#### [Task details]
Give every line from the entries that contains "name".

#### [Extracted records]
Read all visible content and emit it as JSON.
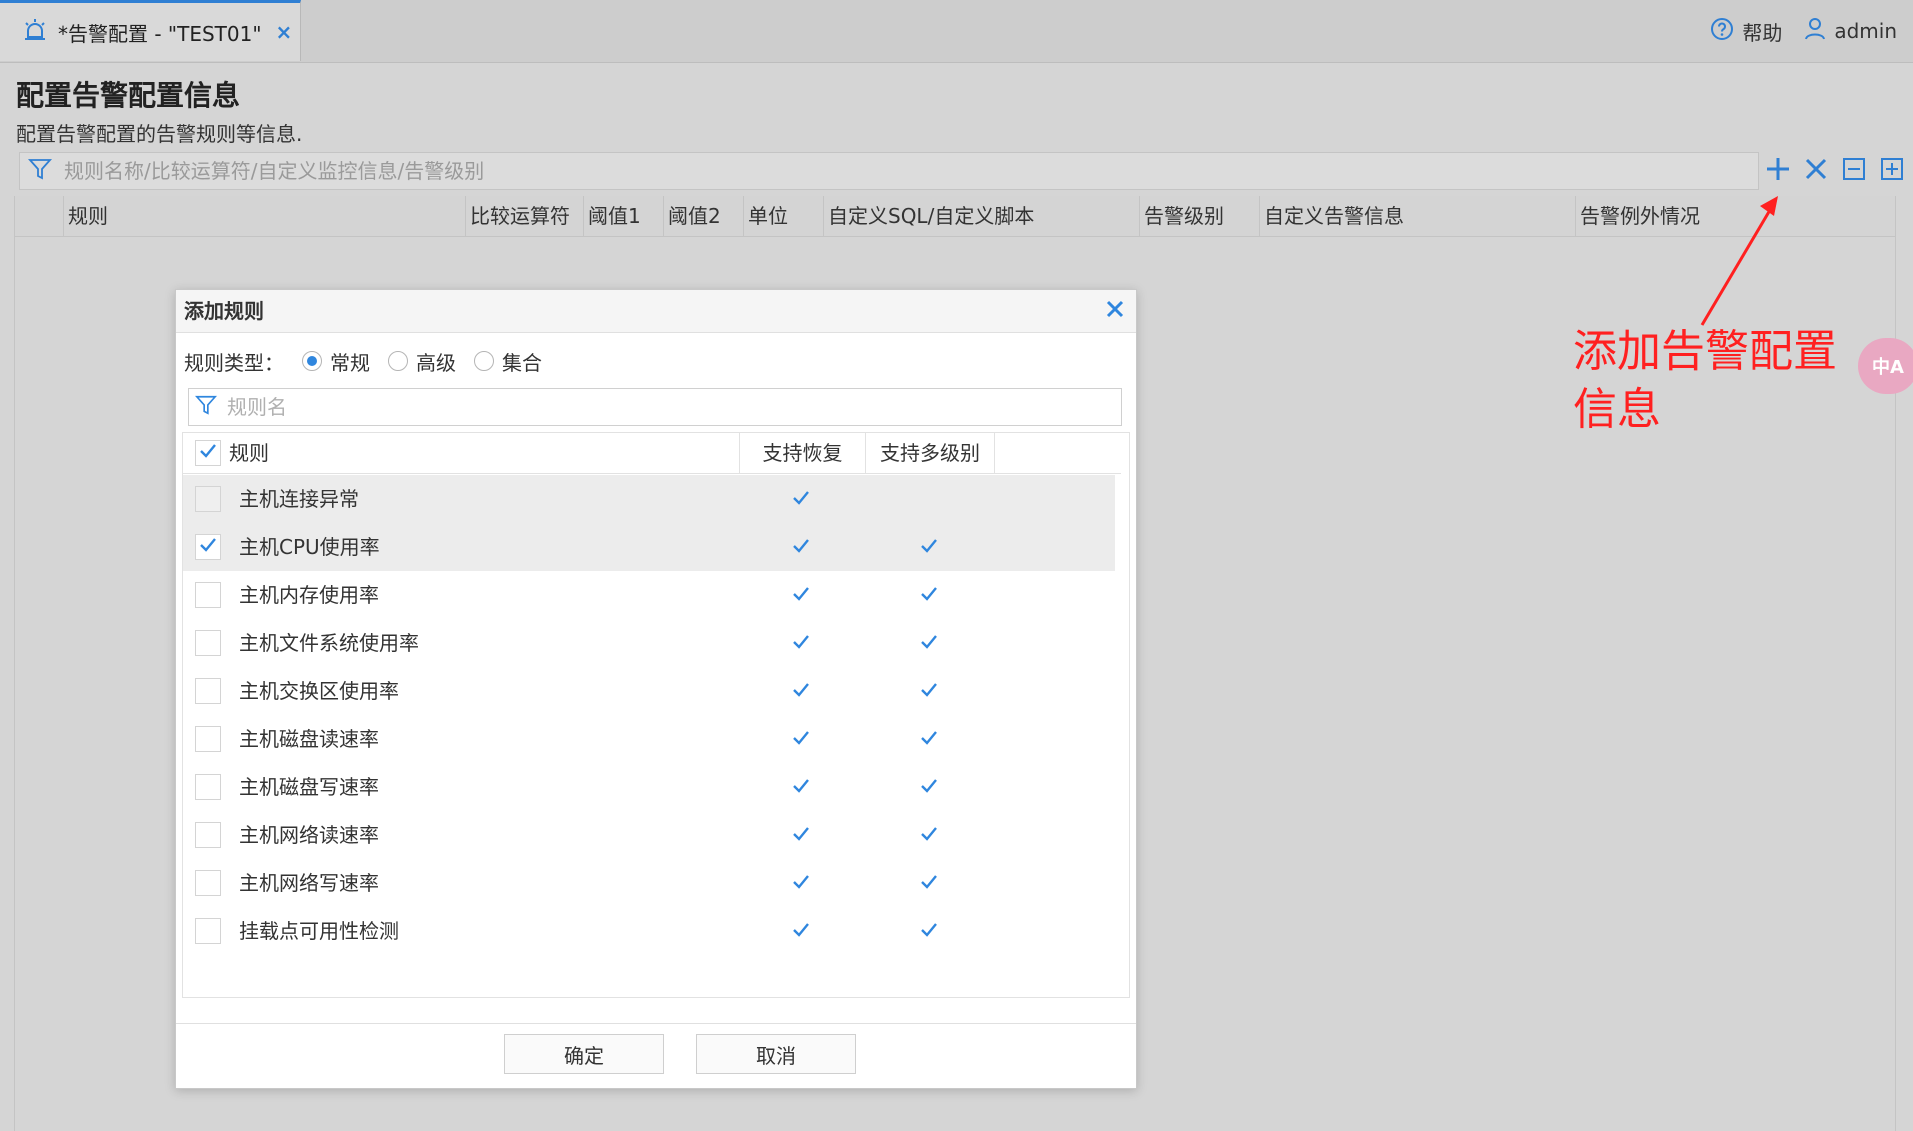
{
  "tab": {
    "label": "*告警配置 - \"TEST01\"",
    "close": "×"
  },
  "top": {
    "help": "帮助",
    "user": "admin"
  },
  "page": {
    "title": "配置告警配置信息",
    "subtitle": "配置告警配置的告警规则等信息.",
    "filter_placeholder": "规则名称/比较运算符/自定义监控信息/告警级别"
  },
  "grid": {
    "columns": [
      "规则",
      "比较运算符",
      "阈值1",
      "阈值2",
      "单位",
      "自定义SQL/自定义脚本",
      "告警级别",
      "自定义告警信息",
      "告警例外情况"
    ]
  },
  "annotation": {
    "text": "添加告警配置\n信息"
  },
  "fab": {
    "label": "中A"
  },
  "dialog": {
    "title": "添加规则",
    "rule_type_label": "规则类型：",
    "rule_types": [
      {
        "label": "常规",
        "selected": true
      },
      {
        "label": "高级",
        "selected": false
      },
      {
        "label": "集合",
        "selected": false
      }
    ],
    "filter_placeholder": "规则名",
    "columns": {
      "rule": "规则",
      "recover": "支持恢复",
      "multi": "支持多级别"
    },
    "rows": [
      {
        "name": "主机连接异常",
        "checked": false,
        "recover": true,
        "multi": false
      },
      {
        "name": "主机CPU使用率",
        "checked": true,
        "recover": true,
        "multi": true
      },
      {
        "name": "主机内存使用率",
        "checked": false,
        "recover": true,
        "multi": true
      },
      {
        "name": "主机文件系统使用率",
        "checked": false,
        "recover": true,
        "multi": true
      },
      {
        "name": "主机交换区使用率",
        "checked": false,
        "recover": true,
        "multi": true
      },
      {
        "name": "主机磁盘读速率",
        "checked": false,
        "recover": true,
        "multi": true
      },
      {
        "name": "主机磁盘写速率",
        "checked": false,
        "recover": true,
        "multi": true
      },
      {
        "name": "主机网络读速率",
        "checked": false,
        "recover": true,
        "multi": true
      },
      {
        "name": "主机网络写速率",
        "checked": false,
        "recover": true,
        "multi": true
      },
      {
        "name": "挂载点可用性检测",
        "checked": false,
        "recover": true,
        "multi": true
      }
    ],
    "ok": "确定",
    "cancel": "取消"
  },
  "colors": {
    "accent": "#2f86de",
    "annotation": "#ff2020"
  }
}
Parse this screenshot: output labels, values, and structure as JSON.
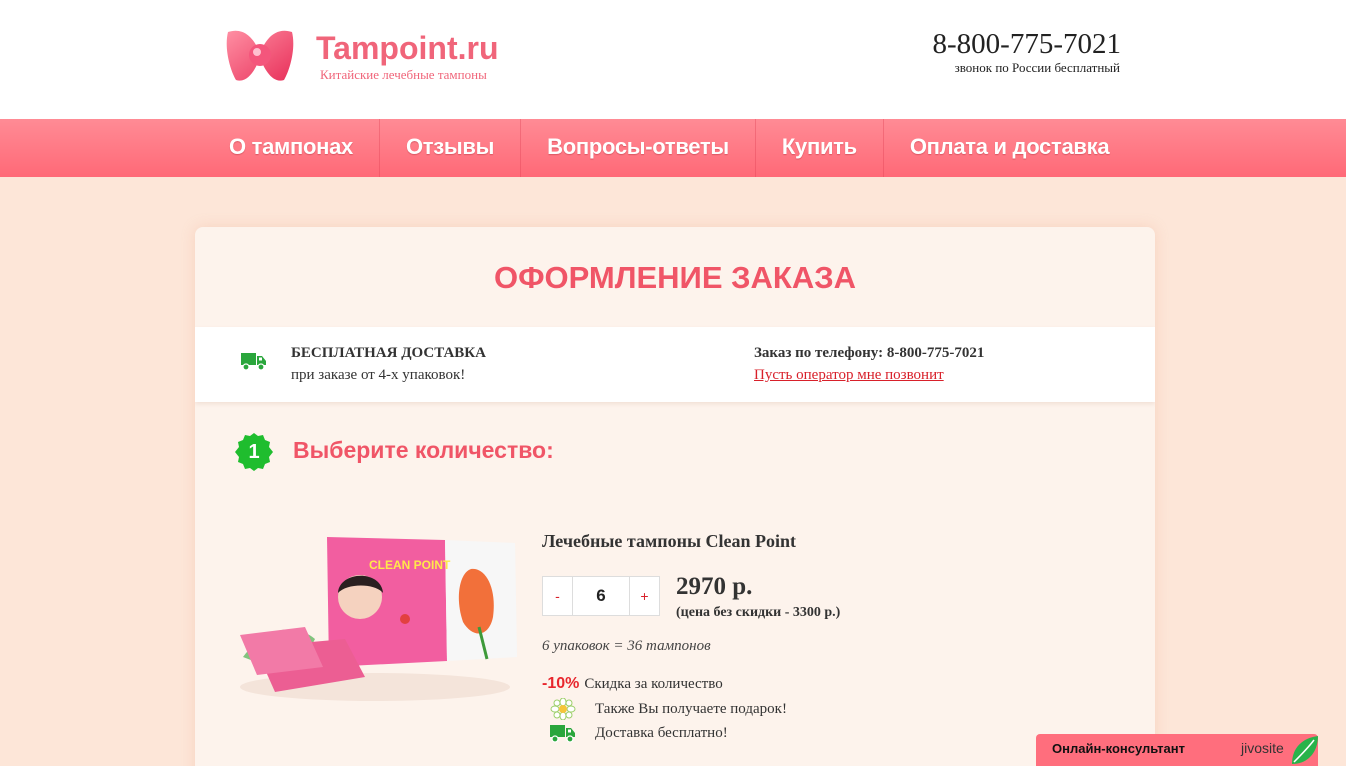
{
  "header": {
    "brand": "Tampoint.ru",
    "tagline": "Китайские лечебные тампоны",
    "phone": "8-800-775-7021",
    "phone_note": "звонок по России бесплатный"
  },
  "nav": {
    "items": [
      {
        "label": "О тампонах"
      },
      {
        "label": "Отзывы"
      },
      {
        "label": "Вопросы-ответы"
      },
      {
        "label": "Купить"
      },
      {
        "label": "Оплата и доставка"
      }
    ]
  },
  "order": {
    "title": "ОФОРМЛЕНИЕ ЗАКАЗА",
    "delivery_title": "БЕСПЛАТНАЯ ДОСТАВКА",
    "delivery_sub": "при заказе от 4-х упаковок!",
    "order_phone": "Заказ по телефону: 8-800-775-7021",
    "callback_link": "Пусть оператор мне позвонит",
    "step_number": "1",
    "step_title": "Выберите количество:",
    "product": {
      "name": "Лечебные тампоны Clean Point",
      "box_text": "CLEAN POINT",
      "minus_label": "-",
      "plus_label": "+",
      "quantity": "6",
      "price": "2970 р.",
      "price_old": "(цена без скидки - 3300 р.)",
      "packs_note": "6 упаковок = 36 тампонов",
      "discount_pct": "-10%",
      "discount_label": "Скидка за количество",
      "gift_label": "Также Вы получаете подарок!",
      "free_delivery_label": "Доставка бесплатно!"
    }
  },
  "chat": {
    "label": "Онлайн-консультант",
    "brand": "jivosite"
  },
  "colors": {
    "accent": "#f05567",
    "nav": "#ff6977",
    "background": "#fde6d8",
    "green": "#2aa63c",
    "link": "#d8202a"
  },
  "icons": [
    "logo-icon",
    "truck-icon",
    "step-badge-icon",
    "flower-icon",
    "leaf-icon"
  ]
}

#### [Task answer]
        "name": "主机连接异常",
        "name": "主机CPU使用率",
        "name": "主机内存使用率",
        "name": "主机文件系统使用率",
        "name": "主机交换区使用率",
        "name": "主机磁盘读速率",
        "name": "主机磁盘写速率",
        "name": "主机网络读速率",
        "name": "主机网络写速率",
        "name": "挂载点可用性检测",
      "name": "Лечебные тампоны Clean Point",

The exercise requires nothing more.